Stroke Care Audit Group
Since 1993 the Clinical Resource and Audit Group (CRAG, now part of NHS Quality Improvement Scotland – NHS QIS) have been publishing outcome indicators for stroke based on routinely collected hospital discharge data5. Their value as indicators of the quality of services is generally considered questionable because of concerns regarding the accuracy of diagnostic codes and insufficient data to take full account of casemix. Acknowledging these difficulties, the Scottish Executive and the CSO funded the Scottish Outcomes Study Group. This group has shown that it is feasible to measure the quality of hospital based stroke services by collecting data to allow more robust correction for variations in casemix and indicators of the process of care.

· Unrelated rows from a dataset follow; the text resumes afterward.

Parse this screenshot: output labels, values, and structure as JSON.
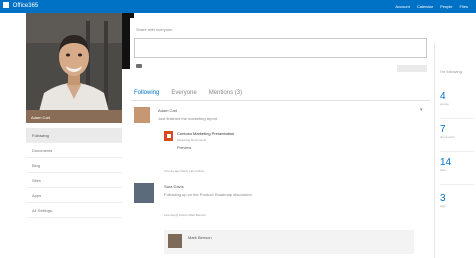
{
  "topbar": {
    "brand": "Office365",
    "nav": [
      "Account",
      "Calendar",
      "People",
      "Files"
    ]
  },
  "profile": {
    "name": "Adam Cart"
  },
  "left_menu": [
    "Following",
    "Documents",
    "Blog",
    "Sites",
    "Apps",
    "All Settings"
  ],
  "share": {
    "label": "Share with everyone",
    "placeholder": ""
  },
  "tabs": [
    "Following",
    "Everyone",
    "Mentions (3)"
  ],
  "posts": [
    {
      "author": "Adam Cart",
      "text": "Just finished the marketing report"
    },
    {
      "author": "Sara Davis",
      "text": "Following up on the Product Roadmap discussion",
      "reply_author": "Mark Benson"
    }
  ],
  "attachment": {
    "title": "Contoso Marketing Presentation",
    "subtitle": "Marketing Documents",
    "action": "Preview"
  },
  "post_meta": {
    "first": "3 hours ago  Reply  Like  Follow",
    "second": "Like  Reply  Follow  Mark Benson"
  },
  "right_rail": {
    "heading": "I'm following",
    "stats": [
      {
        "num": "4",
        "label": "people"
      },
      {
        "num": "7",
        "label": "documents"
      },
      {
        "num": "14",
        "label": "sites"
      },
      {
        "num": "3",
        "label": "tags"
      }
    ]
  }
}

In 1998 the Scottish Stroke Collaboration was established under the auspices of the Royal Colleges of Physicians in Edinburgh, and the Physicians and Surgeons in Glasgow. This collaboration comprised all the physicians with responsibility for running hospital based stroke services in Scotland. Two of its principal aims were to set standards for stroke care and to develop a system by which these could be routinely monitored. This led to the development of the Intercollegiate Stroke Standards Group, which has already agreed upon some explicit standards for certain aspects of care. In addition, with funding from Chest Heart and Stroke Scotland (CHSS) and the Royal College of Physicians-Edinburgh (RCP(E)), the collaboration developed the Scottish Stroke Care Audit System (SSCAS), a computer program that was designed to facilitate stroke audit.
In 2002 the CRAG (now part of NHS QIS) agreed to fund SSCAS for three years to expand the audit to a minimum of ten Scottish hospitals. This funding began in November 2002.
The Scottish Stroke Care Audit aims to:
Routinely monitor the performance of Scottish Hospitals against nationally agreed standards for stroke care.
Monitor progress against goals set by the strategy developed by the CHD & Stroke Reference Group.
Facilitate an ongoing programme of national time-limited audits of specific aspects of stroke care directed by the SSCA steering group which forms a subgroup of the National Advisory Committee for Stroke.
Encourage different Health Boards to collect a common data set (with explicit definitions) to allow comparisons to be made between units and to facilitate benchmarking.
Provide data to allow better service planning.
Provide data for consultant appraisal to reflect an individual clinician’s performance.
Be flexible enough to meet the additional needs of individual users – e.g. it can be expanded to be used to provide information on particular weaknesses in local clinical care.
Bridge the gap between the routine data collection systems currently available (mainly through ISD’s Scottish Morbidity Record (SMR) Type 01) and expected future Clinical systems which will allow data for audit to be captured as part of routine care.
Drive improvements to the recording of patient care.
Drive improvements in the accuracy and clinical usefulness of routinely collected data.
Drive improvements in the organisation and delivery of stroke care and encourage sharing of good practice and adherence to best evidence.
All the Health Boards in Scotland are collecting data and participating in the Scottish Stroke Care Audit. All of the Health Boards have submitted data for the National Report
For further information on the Scottish Stroke Care Audit please refer to their website at www.strokeaudit.scot.nhs.uk.